Mexicolore replies: Keep your shirt on, Christopher! Hang on: look, it’s as clear as crystal that this section of our website, called ‘You Contribute’, is open to keen ‘amateurs’ and other members of the general public to offer their opinions. In our view Zoe has done a good job of summarising some of the key features of what you know perfectly well was - like virtually all throughout history - a hierarchical society. We ask contributors to these pages specifically NOT to add in bibliographical references etc in order to keep the articles ‘short and sweet’. If you want an ‘academic’ reference on our site to Aztec social classes, go to this page in our ‘Ask the Experts’ section -
Mexicolore replies: I imagine, Zoe, that they’re thinking of a societal one...

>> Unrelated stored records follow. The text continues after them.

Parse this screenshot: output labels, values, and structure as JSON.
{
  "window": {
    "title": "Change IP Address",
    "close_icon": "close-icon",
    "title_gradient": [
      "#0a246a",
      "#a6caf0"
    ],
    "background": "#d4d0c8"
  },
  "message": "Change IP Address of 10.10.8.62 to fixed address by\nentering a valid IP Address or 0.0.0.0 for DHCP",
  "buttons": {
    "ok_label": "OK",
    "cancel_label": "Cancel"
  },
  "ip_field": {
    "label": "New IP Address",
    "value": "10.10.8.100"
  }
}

Mexicolore replies: Thanks Monty. You can read a partial answer to this in the ‘Ask Us’ section of the website: look for the piece ‘What happened to the nobility after the Conquest?’
Mexicolore replies: Zoe replies: ‘I have some Aztec short stories and if you want I can send them to you via email. they aren’t published anywhere on the internet so a search there would be fruitless. I am grateful for the comments left on the page by others.’ We’ve arranged for email addresses to be exchanged in this case.
Mexicolore replies: Generally, throughout our site, we research, select and prepare the illustrations to accompany our own and articles submitted by external contributors (such as Zoe, in this case). It’s a lot of work to do this. We decided when uploading pieces in this section (‘You Contribute’) not to add enlargeable images, and to omit captions and sources, to save time and detail. If you’re interested in more information on any of these images, let us know and we’ll dig out the details for you. Many of them appear, with more data, in other parts of the site.
Mexicolore replies: No. macehualli was the term for commoner. ‘Officially’ the Mexica appear to have had just the two classes, commoners and nobles (pipiltin).